About the Series
The Center for Law & Human Behavior (CLHB) at The University of Texas at El Paso under the direction of the Borders, Trade and Immigration Institute (BTI) has begun the 2016-2017 Homeland Security Symposium Series. The intention of the symposium series is to increase the amount of education and training on DHS related issues and relevant security subject matter provided to homeland security enterprise practitioners and first-responders. The symposiums are open to individuals affiliated with the Department of Homeland Security as well as local federal, state, local, and tribal agencies.

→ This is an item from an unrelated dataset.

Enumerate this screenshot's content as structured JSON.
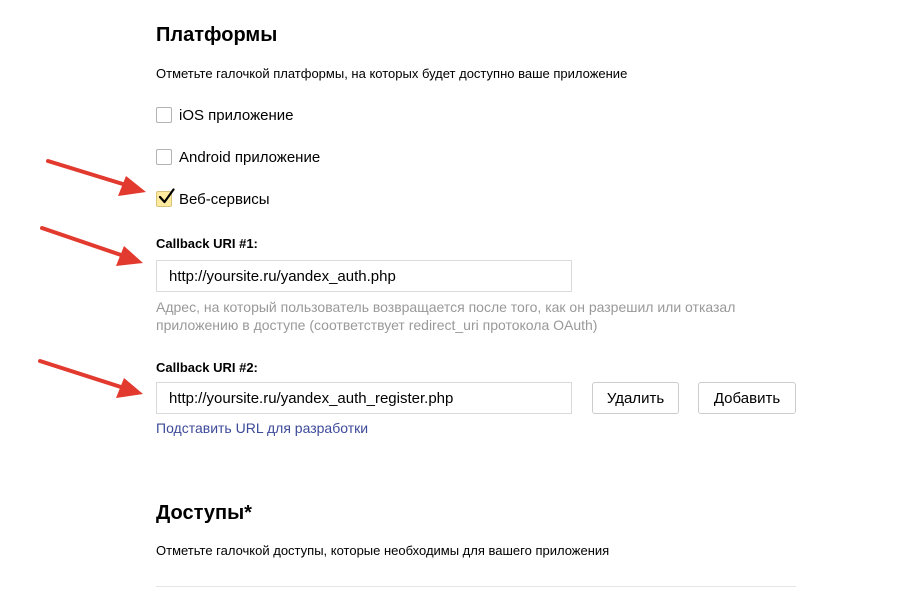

All of the symposiums are centered on topics that are requested and pertinent to the CBTIR’s homeland security enterprise stakeholders. The Center for Law & Human Behavior plans to continue its 2016-2017 symposium series with future in-depth conferences on subjects that reflect the needs and requests of its Department of Homeland Security stakeholders. The aim is to increase the amount of opportunities for workforce development for members of the homeland security enterprise.
Symposium No.1: Research on Investigative Interviewing and Interrogation: How Evidence-Based Practice Can Improve Outcomes

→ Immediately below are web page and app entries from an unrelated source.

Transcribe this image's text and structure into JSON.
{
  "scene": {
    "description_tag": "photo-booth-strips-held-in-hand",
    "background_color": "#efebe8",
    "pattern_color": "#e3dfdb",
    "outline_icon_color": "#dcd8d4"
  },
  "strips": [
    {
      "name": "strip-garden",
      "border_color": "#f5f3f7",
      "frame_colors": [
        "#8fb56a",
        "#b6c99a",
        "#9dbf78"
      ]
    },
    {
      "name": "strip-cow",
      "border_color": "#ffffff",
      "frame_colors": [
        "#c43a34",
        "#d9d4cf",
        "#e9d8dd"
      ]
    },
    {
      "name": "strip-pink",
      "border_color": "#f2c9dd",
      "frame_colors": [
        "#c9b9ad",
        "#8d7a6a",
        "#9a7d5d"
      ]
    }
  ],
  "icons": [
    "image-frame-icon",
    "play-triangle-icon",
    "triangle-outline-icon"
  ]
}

Symposium No.2: Crossing Borders: People, Crime, and Enforcement Flows
Symposium No.3: DNA Barcoding, High-Throughput DNA Sequencing, and Forensic Science: Recent Advances and Future Prospects
Symposium No.4 – Gangs, Terrorism and Radicalization
Symposium No.5 – The Structure, Behavior, and Influence of Salvadorian Gangs and their Implications for the Rule of Law in the U.S. and El Salvador
Symposium No.6 – Game Theory & Adversarial Reasoning: Potential Law Enforcement Applications
Symposium No.7 – Interviewing and Interrogation: March 1, 2017
Symposium No.8 – Global Trends in Migrant Smuggling: April 5, 2017
Symposium No.9 – Coming June 2017
The Homeland Security Symposium Series is funded through the Department of Homeland Security, Science and Technology, Office of University Programs under the Border, Trade, and Immigration Institute under grant award number DHS-14-ST-061-COE-00. The views and conclusions contained in this article are those of the authors and should be interpreted as a necessarily representing the official policies, either expressed or implied, of the U.S. Department of Homeland Security.